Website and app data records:
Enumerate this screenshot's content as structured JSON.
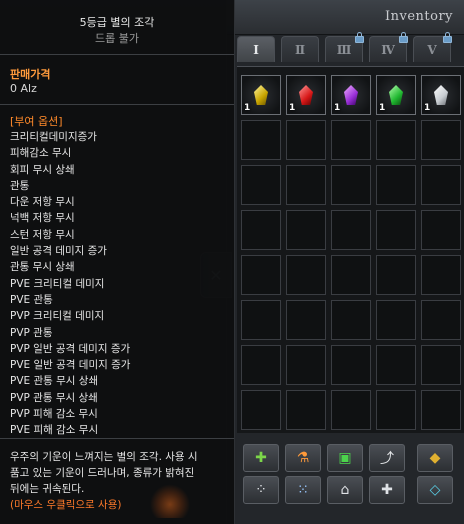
{
  "inventory": {
    "title": "Inventory",
    "tabs": [
      {
        "label": "Ⅰ",
        "locked": false,
        "active": true
      },
      {
        "label": "Ⅱ",
        "locked": false,
        "active": false
      },
      {
        "label": "Ⅲ",
        "locked": true,
        "active": false
      },
      {
        "label": "Ⅳ",
        "locked": true,
        "active": false
      },
      {
        "label": "Ⅴ",
        "locked": true,
        "active": false
      }
    ],
    "items": [
      {
        "icon": "yellow-star-fragment-icon",
        "qty": "1",
        "color": "yellow"
      },
      {
        "icon": "red-star-fragment-icon",
        "qty": "1",
        "color": "red"
      },
      {
        "icon": "purple-star-fragment-icon",
        "qty": "1",
        "color": "purple"
      },
      {
        "icon": "green-star-fragment-icon",
        "qty": "1",
        "color": "green"
      },
      {
        "icon": "white-star-fragment-icon",
        "qty": "1",
        "color": "white"
      }
    ],
    "toolbar": [
      {
        "name": "add-sword-button",
        "glyph": "✚"
      },
      {
        "name": "potion-button",
        "glyph": "⚗"
      },
      {
        "name": "lock-button",
        "glyph": "▣"
      },
      {
        "name": "arrow-button",
        "glyph": "⤴"
      },
      {
        "name": "gold-button",
        "glyph": "◆"
      },
      {
        "name": "grid-button",
        "glyph": "⁘"
      },
      {
        "name": "settings-grid-button",
        "glyph": "⁙"
      },
      {
        "name": "house-button",
        "glyph": "⌂"
      },
      {
        "name": "move-button",
        "glyph": "✚"
      },
      {
        "name": "diamond-button",
        "glyph": "◇"
      }
    ],
    "handle_glyph": "✕"
  },
  "tooltip": {
    "name": "5등급 별의 조각",
    "subtitle": "드롭 불가",
    "price_label": "판매가격",
    "price_value": "0 Alz",
    "options_title": "[부여 옵션]",
    "options": [
      "크리티컬데미지증가",
      "피해감소 무시",
      "회피 무시 상쇄",
      "관통",
      "다운 저항 무시",
      "넉백 저항 무시",
      "스턴 저항 무시",
      "일반 공격 데미지 증가",
      "관통 무시 상쇄",
      "PVE 크리티컬 데미지",
      "PVE 관통",
      "PVP 크리티컬 데미지",
      "PVP 관통",
      "PVP 일반 공격 데미지 증가",
      "PVE 일반 공격 데미지 증가",
      "PVE 관통 무시 상쇄",
      "PVP 관통 무시 상쇄",
      "PVP 피해 감소 무시",
      "PVE 피해 감소 무시"
    ],
    "desc_lines": [
      "우주의 기운이 느껴지는 별의 조각. 사용 시",
      "품고 있는 기운이 드러나며, 종류가 밝혀진",
      "뒤에는 귀속된다."
    ],
    "hint": "(마우스 우클릭으로 사용)"
  }
}
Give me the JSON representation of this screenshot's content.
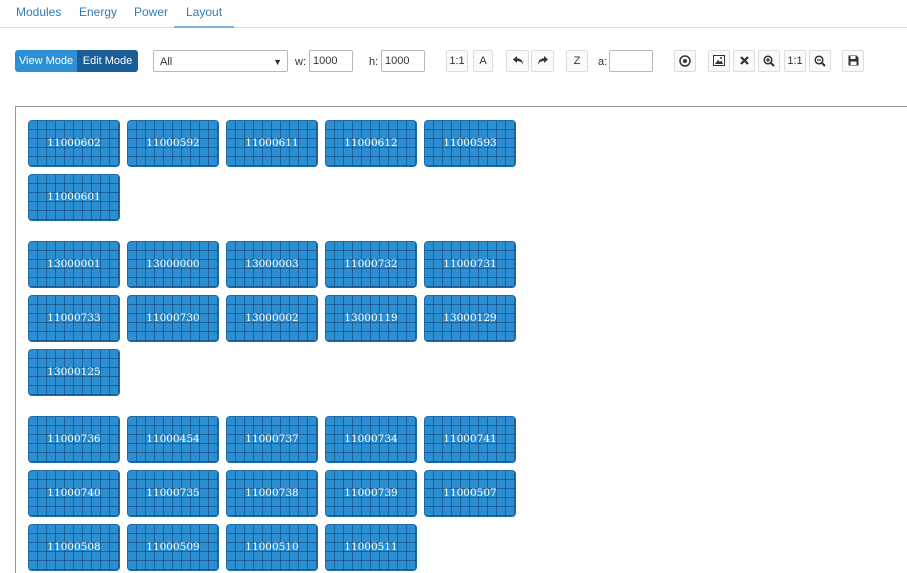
{
  "tabs": [
    {
      "label": "Modules"
    },
    {
      "label": "Energy"
    },
    {
      "label": "Power"
    },
    {
      "label": "Layout",
      "active": true
    }
  ],
  "toolbar": {
    "view_mode": "View Mode",
    "edit_mode": "Edit Mode",
    "filter": {
      "value": "All",
      "options": [
        "All"
      ]
    },
    "width_label": "w:",
    "width_value": "1000",
    "height_label": "h:",
    "height_value": "1000",
    "ratio_label": "1:1",
    "auto_label": "A",
    "undo_icon": "undo-icon",
    "redo_icon": "redo-icon",
    "z_label": "Z",
    "angle_label": "a:",
    "angle_value": "",
    "target_icon": "target-icon",
    "image_icon": "image-icon",
    "clear_icon": "close-icon",
    "zoom_in_icon": "zoom-in-icon",
    "zoom_ratio_label": "1:1",
    "zoom_out_icon": "zoom-out-icon",
    "save_icon": "save-icon"
  },
  "colors": {
    "module_fill": "#2c8fd2",
    "module_grid": "#0f3c6e",
    "view_mode": "#2d8fd4",
    "edit_mode": "#1b5e96",
    "tab_text": "#337ab7"
  },
  "groups": [
    {
      "rows": [
        [
          "11000602",
          "11000592",
          "11000611",
          "11000612",
          "11000593"
        ],
        [
          "11000601"
        ]
      ]
    },
    {
      "rows": [
        [
          "13000001",
          "13000000",
          "13000003",
          "11000732",
          "11000731"
        ],
        [
          "11000733",
          "11000730",
          "13000002",
          "13000119",
          "13000129"
        ],
        [
          "13000125"
        ]
      ]
    },
    {
      "rows": [
        [
          "11000736",
          "11000454",
          "11000737",
          "11000734",
          "11000741"
        ],
        [
          "11000740",
          "11000735",
          "11000738",
          "11000739",
          "11000507"
        ],
        [
          "11000508",
          "11000509",
          "11000510",
          "11000511"
        ]
      ]
    }
  ]
}
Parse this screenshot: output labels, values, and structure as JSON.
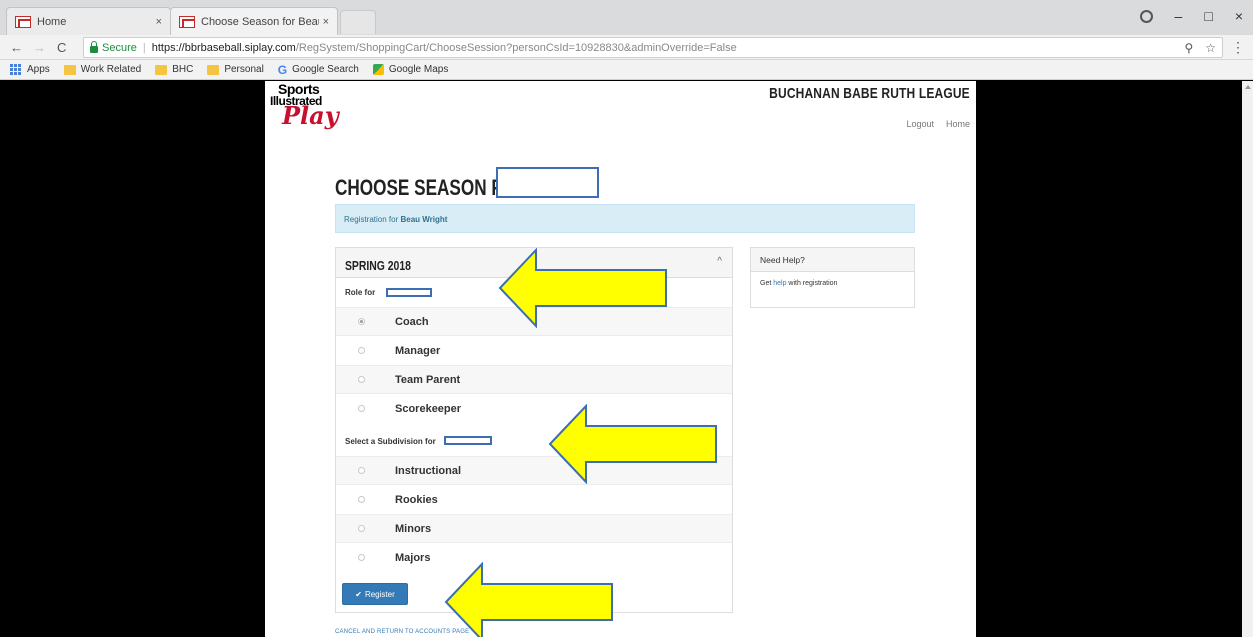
{
  "browser": {
    "tabs": [
      {
        "label": "Home",
        "close": "×"
      },
      {
        "label": "Choose Season for Beau",
        "close": "×"
      }
    ],
    "window_controls": {
      "minimize": "–",
      "restore": "□",
      "close": "×"
    },
    "address": {
      "secure_label": "Secure",
      "separator": "|",
      "url_host": "https://bbrbaseball.siplay.com",
      "url_path": "/RegSystem/ShoppingCart/ChooseSession?personCsId=10928830&adminOverride=False"
    },
    "bookmarks": [
      "Apps",
      "Work Related",
      "BHC",
      "Personal",
      "Google Search",
      "Google Maps"
    ]
  },
  "site": {
    "logo": {
      "line1": "Sports",
      "line2": "Illustrated",
      "line3": "Play"
    },
    "league_name": "BUCHANAN BABE RUTH LEAGUE",
    "top_links": [
      "Logout",
      "Home"
    ]
  },
  "page": {
    "title": "CHOOSE SEASON FOR",
    "info_prefix": "Registration for ",
    "info_name": "Beau Wright"
  },
  "season_panel": {
    "title": "SPRING 2018",
    "collapse_glyph": "^",
    "role_label": "Role for",
    "roles": [
      {
        "label": "Coach",
        "checked": true
      },
      {
        "label": "Manager",
        "checked": false
      },
      {
        "label": "Team Parent",
        "checked": false
      },
      {
        "label": "Scorekeeper",
        "checked": false
      }
    ],
    "subdivision_label": "Select a Subdivision for",
    "subdivisions": [
      {
        "label": "Instructional",
        "checked": false
      },
      {
        "label": "Rookies",
        "checked": false
      },
      {
        "label": "Minors",
        "checked": false
      },
      {
        "label": "Majors",
        "checked": false
      }
    ],
    "register_label": "Register",
    "register_glyph": "✔"
  },
  "cancel_link": "CANCEL AND RETURN TO ACCOUNTS PAGE",
  "help_panel": {
    "title": "Need Help?",
    "body_prefix": "Get ",
    "body_link": "help",
    "body_suffix": " with registration"
  },
  "colors": {
    "primary": "#337ab7",
    "info_bg": "#d9edf7",
    "annotation_fill": "#ffff00",
    "annotation_stroke": "#3c6eb4",
    "brand_red": "#c8102e"
  }
}
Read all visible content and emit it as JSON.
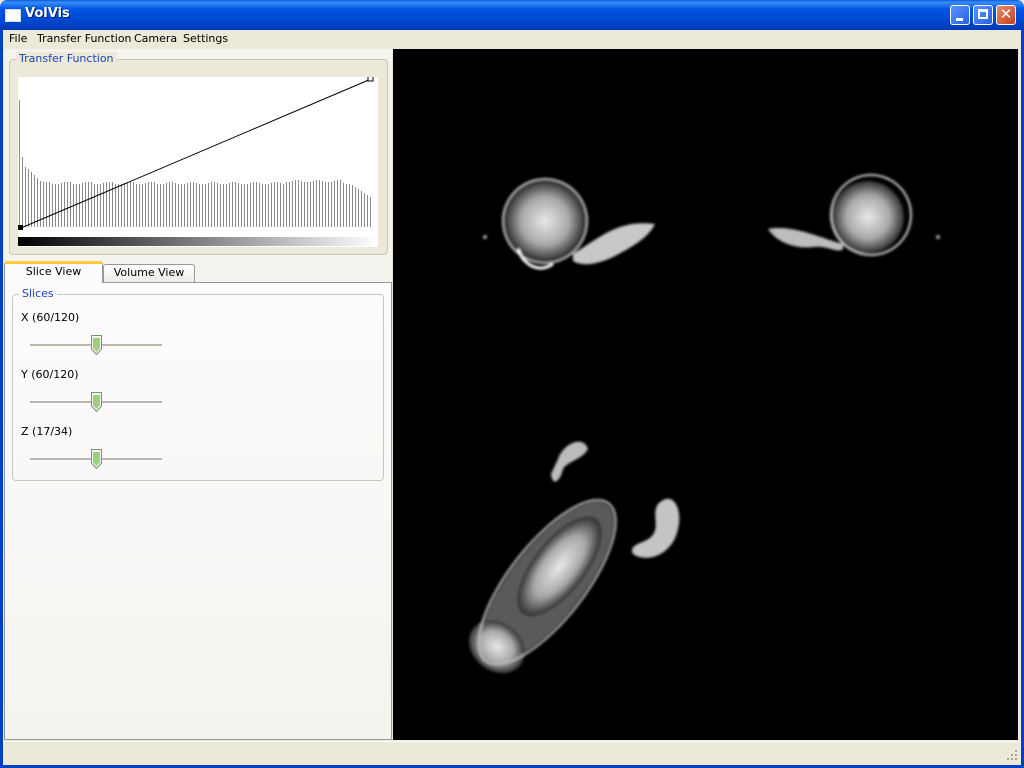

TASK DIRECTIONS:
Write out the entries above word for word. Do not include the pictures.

RESPONSE TO THE TASK:
Enumerate this screenshot's content as structured JSON.
{
  "inventory": {
    "title": "Inventory",
    "tabs": [
      {
        "label": "Ⅰ",
        "locked": false,
        "active": true
      },
      {
        "label": "Ⅱ",
        "locked": false,
        "active": false
      },
      {
        "label": "Ⅲ",
        "locked": true,
        "active": false
      },
      {
        "label": "Ⅳ",
        "locked": true,
        "active": false
      },
      {
        "label": "Ⅴ",
        "locked": true,
        "active": false
      }
    ],
    "items": [
      {
        "icon": "yellow-star-fragment-icon",
        "qty": "1",
        "color": "yellow"
      },
      {
        "icon": "red-star-fragment-icon",
        "qty": "1",
        "color": "red"
      },
      {
        "icon": "purple-star-fragment-icon",
        "qty": "1",
        "color": "purple"
      },
      {
        "icon": "green-star-fragment-icon",
        "qty": "1",
        "color": "green"
      },
      {
        "icon": "white-star-fragment-icon",
        "qty": "1",
        "color": "white"
      }
    ],
    "toolbar": [
      {
        "name": "add-sword-button",
        "glyph": "✚"
      },
      {
        "name": "potion-button",
        "glyph": "⚗"
      },
      {
        "name": "lock-button",
        "glyph": "▣"
      },
      {
        "name": "arrow-button",
        "glyph": "⤴"
      },
      {
        "name": "gold-button",
        "glyph": "◆"
      },
      {
        "name": "grid-button",
        "glyph": "⁘"
      },
      {
        "name": "settings-grid-button",
        "glyph": "⁙"
      },
      {
        "name": "house-button",
        "glyph": "⌂"
      },
      {
        "name": "move-button",
        "glyph": "✚"
      },
      {
        "name": "diamond-button",
        "glyph": "◇"
      }
    ],
    "handle_glyph": "✕"
  },
  "tooltip": {
    "name": "5등급 별의 조각",
    "subtitle": "드롭 불가",
    "price_label": "판매가격",
    "price_value": "0 Alz",
    "options_title": "[부여 옵션]",
    "options": [
      "크리티컬데미지증가",
      "피해감소 무시",
      "회피 무시 상쇄",
      "관통",
      "다운 저항 무시",
      "넉백 저항 무시",
      "스턴 저항 무시",
      "일반 공격 데미지 증가",
      "관통 무시 상쇄",
      "PVE 크리티컬 데미지",
      "PVE 관통",
      "PVP 크리티컬 데미지",
      "PVP 관통",
      "PVP 일반 공격 데미지 증가",
      "PVE 일반 공격 데미지 증가",
      "PVE 관통 무시 상쇄",
      "PVP 관통 무시 상쇄",
      "PVP 피해 감소 무시",
      "PVE 피해 감소 무시"
    ],
    "desc_lines": [
      "우주의 기운이 느껴지는 별의 조각. 사용 시",
      "품고 있는 기운이 드러나며, 종류가 밝혀진",
      "뒤에는 귀속된다."
    ],
    "hint": "(마우스 우클릭으로 사용)"
  }
}
Give me the JSON representation of this screenshot's content.
{
  "tabs": [
    {
      "label": "Modules"
    },
    {
      "label": "Energy"
    },
    {
      "label": "Power"
    },
    {
      "label": "Layout",
      "active": true
    }
  ],
  "toolbar": {
    "view_mode": "View Mode",
    "edit_mode": "Edit Mode",
    "filter": {
      "value": "All",
      "options": [
        "All"
      ]
    },
    "width_label": "w:",
    "width_value": "1000",
    "height_label": "h:",
    "height_value": "1000",
    "ratio_label": "1:1",
    "auto_label": "A",
    "undo_icon": "undo-icon",
    "redo_icon": "redo-icon",
    "z_label": "Z",
    "angle_label": "a:",
    "angle_value": "",
    "target_icon": "target-icon",
    "image_icon": "image-icon",
    "clear_icon": "close-icon",
    "zoom_in_icon": "zoom-in-icon",
    "zoom_ratio_label": "1:1",
    "zoom_out_icon": "zoom-out-icon",
    "save_icon": "save-icon"
  },
  "colors": {
    "module_fill": "#2c8fd2",
    "module_grid": "#0f3c6e",
    "view_mode": "#2d8fd4",
    "edit_mode": "#1b5e96",
    "tab_text": "#337ab7"
  },
  "groups": [
    {
      "rows": [
        [
          "11000602",
          "11000592",
          "11000611",
          "11000612",
          "11000593"
        ],
        [
          "11000601"
        ]
      ]
    },
    {
      "rows": [
        [
          "13000001",
          "13000000",
          "13000003",
          "11000732",
          "11000731"
        ],
        [
          "11000733",
          "11000730",
          "13000002",
          "13000119",
          "13000129"
        ],
        [
          "13000125"
        ]
      ]
    },
    {
      "rows": [
        [
          "11000736",
          "11000454",
          "11000737",
          "11000734",
          "11000741"
        ],
        [
          "11000740",
          "11000735",
          "11000738",
          "11000739",
          "11000507"
        ],
        [
          "11000508",
          "11000509",
          "11000510",
          "11000511"
        ]
      ]
    }
  ]
}
Parse this screenshot: output labels, values, and structure as JSON.
{
  "browser": {
    "tabs": [
      {
        "label": "Home",
        "close": "×"
      },
      {
        "label": "Choose Season for Beau",
        "close": "×"
      }
    ],
    "window_controls": {
      "minimize": "–",
      "restore": "□",
      "close": "×"
    },
    "address": {
      "secure_label": "Secure",
      "separator": "|",
      "url_host": "https://bbrbaseball.siplay.com",
      "url_path": "/RegSystem/ShoppingCart/ChooseSession?personCsId=10928830&adminOverride=False"
    },
    "bookmarks": [
      "Apps",
      "Work Related",
      "BHC",
      "Personal",
      "Google Search",
      "Google Maps"
    ]
  },
  "site": {
    "logo": {
      "line1": "Sports",
      "line2": "Illustrated",
      "line3": "Play"
    },
    "league_name": "BUCHANAN BABE RUTH LEAGUE",
    "top_links": [
      "Logout",
      "Home"
    ]
  },
  "page": {
    "title": "CHOOSE SEASON FOR",
    "info_prefix": "Registration for ",
    "info_name": "Beau Wright"
  },
  "season_panel": {
    "title": "SPRING 2018",
    "collapse_glyph": "^",
    "role_label": "Role for",
    "roles": [
      {
        "label": "Coach",
        "checked": true
      },
      {
        "label": "Manager",
        "checked": false
      },
      {
        "label": "Team Parent",
        "checked": false
      },
      {
        "label": "Scorekeeper",
        "checked": false
      }
    ],
    "subdivision_label": "Select a Subdivision for",
    "subdivisions": [
      {
        "label": "Instructional",
        "checked": false
      },
      {
        "label": "Rookies",
        "checked": false
      },
      {
        "label": "Minors",
        "checked": false
      },
      {
        "label": "Majors",
        "checked": false
      }
    ],
    "register_label": "Register",
    "register_glyph": "✔"
  },
  "cancel_link": "CANCEL AND RETURN TO ACCOUNTS PAGE",
  "help_panel": {
    "title": "Need Help?",
    "body_prefix": "Get ",
    "body_link": "help",
    "body_suffix": " with registration"
  },
  "colors": {
    "primary": "#337ab7",
    "info_bg": "#d9edf7",
    "annotation_fill": "#ffff00",
    "annotation_stroke": "#3c6eb4",
    "brand_red": "#c8102e"
  }
}
Read all visible content and emit it as JSON.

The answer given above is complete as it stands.